  12. I think overall, it’s a bit of an emotional overreaction.  But I do know what you mean on some level.  I remember at nycc eva mendes was asked if she read comics now.  She replied, "Fuck yes!" or something equally as enthusaistic.  When followed up by asking what she read or who she liked… she threw off the question.  "Interesting," I think.  "I see how it is."  But it was about this time that the guy sitting next to me who I’d been chatting with in line leaned over and whispered to me, "You know she’s fresh out of rehab."  And just like that I was pulled from my annoyance with the realization that, these people (and not ALL celebs, but those who play the game.) are just on another level of ridiculous then the rest of us.  It’s all a flight of fancy.  I don’t think they’re making fun, they’re just riding the wave.  And luckily because of licensing issues we aren’t even going to see the usual fallout to the generic fashion market.

  13. i don’t think anyone should be upset by this. It’s like the ifanboys have said before; the readers don’t own these characters or icons. And fuck it, if non-readers want to use superheroes as a motif thats fine. Mlost people think superheroes are retarded, they might be right. BUT remember superheroes are a genre not a medium, comics are more than wolverine crossing over with the fucking hulk

    having said that the website seems very surfacey, it’s like they have created themes for te exhibition after the designs were finished.

  14. I think comics should embrace the fashion world and incorporate those ideas onto the comics.  Most superheroes really could use a makeover.

     When was the underwear over tights look ever in fashion?  Apart from my house, I mean.

  15. Wow, I’m pretty surprised at how defensive the iFanbase is about this. The very nature of the Fashion Industry is to pick up on what resonates with people at certain time, place, and/or cultural moment. Therefore, by definition, this exhibit IS a cultural apporpriation of comic book motifs and themes; it’s not any different from what fashion has done in the past.

    This should not be misconstrued as an attempt by the Fashion Industry to "degrade" or otherwise "demean" the value of comic books and comic book culture. And besides that, why should people care? After comics have had their fashion moment, they’re still going to exist for you to enjoy. No one is saying that comic books are going away anytime soon as a result of this.

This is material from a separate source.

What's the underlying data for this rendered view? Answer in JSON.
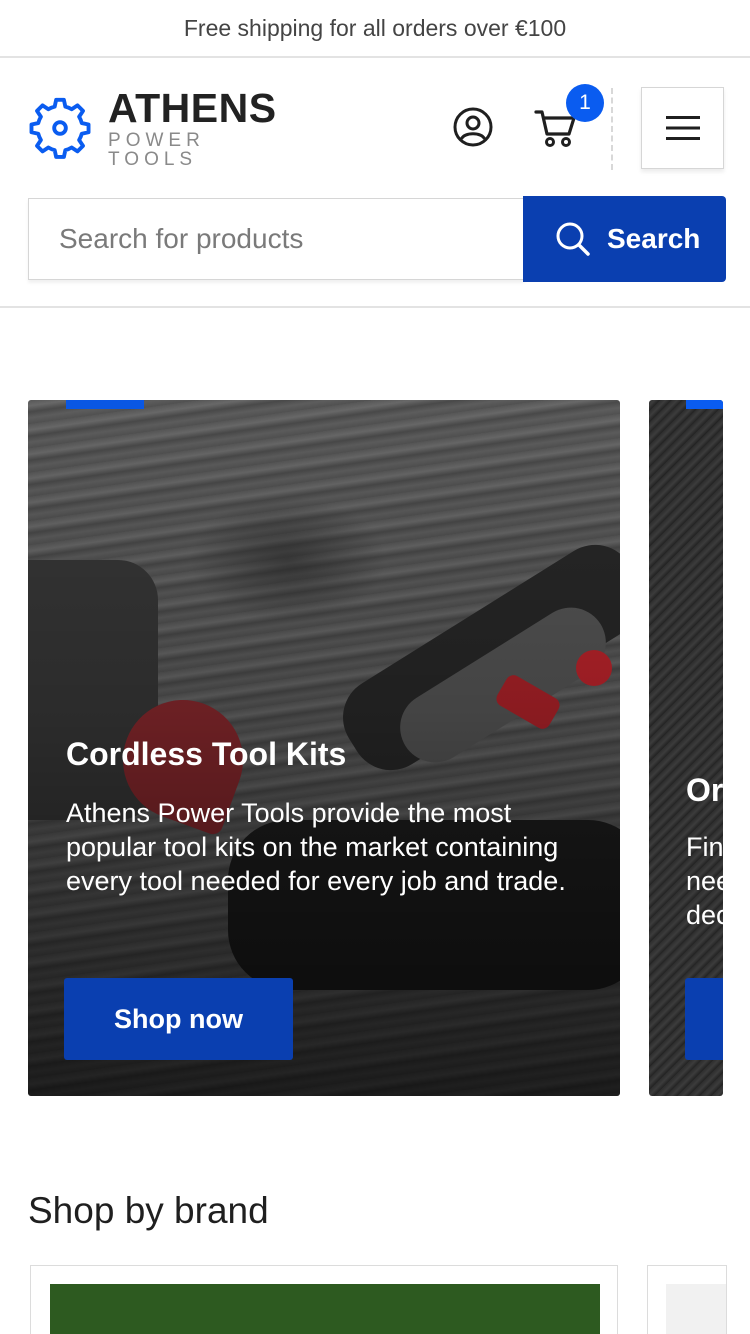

    As others have said, this a fantastic blending of two of my interests and I think that they approach the material very intellligently (i.e. the ideas of fashion as a method of transforming the body to an ideal, the same way that "ordinairy" civilians transform into superheroes).

  16. Conor, this was a really good, really interesting piece. I get where you’re coming from. But I don’t think you have anything to worry about. High fashion and celebrity fashion culture is not influential enough to really have any lasting effect, bad or good, on how people view comic books. Comic book culture is much more powerful and widespread and consistent, I think. Movies are changing how people view comic books, but I don’t think a show at the Met will do much, one way or the other. It’s important to remember that fashion is, by its very nature, faddish. Comic books are "in fashion" for now, and will quickly disappear from that world in a few weeks.

    And in any case, the show is terrible–I saw it last weekend. First of all, I’ve never seen a bigger sell-out show at the Met. The content and rationalization for the show is weak and amateurish. Much of it reads like a college term paper, and some of it doesn’t even make sense. The best part about it is a wall display that has nothing to do with fashion, but instead has glass boxes holding a number of the most famous comic books ever published (Action Comics #1, first appearance of Spiderman, This Man This Monster, etc.) THAT is cool to see.

  17. Wow. Conor, you described this conflicted feeling toward comics entering mainstream perfectly. I defintely agree with you. I saw the link to the exhibit, at least that’s serious. The clip is ok. I don’t think it was offensive. Overall, a fantastic article.

  18. they feel like something that 95% of the worlds population thinks is meaningless (fashion) is THE most important thing in life.

    Can’t the exact same thing be said about comic book fans?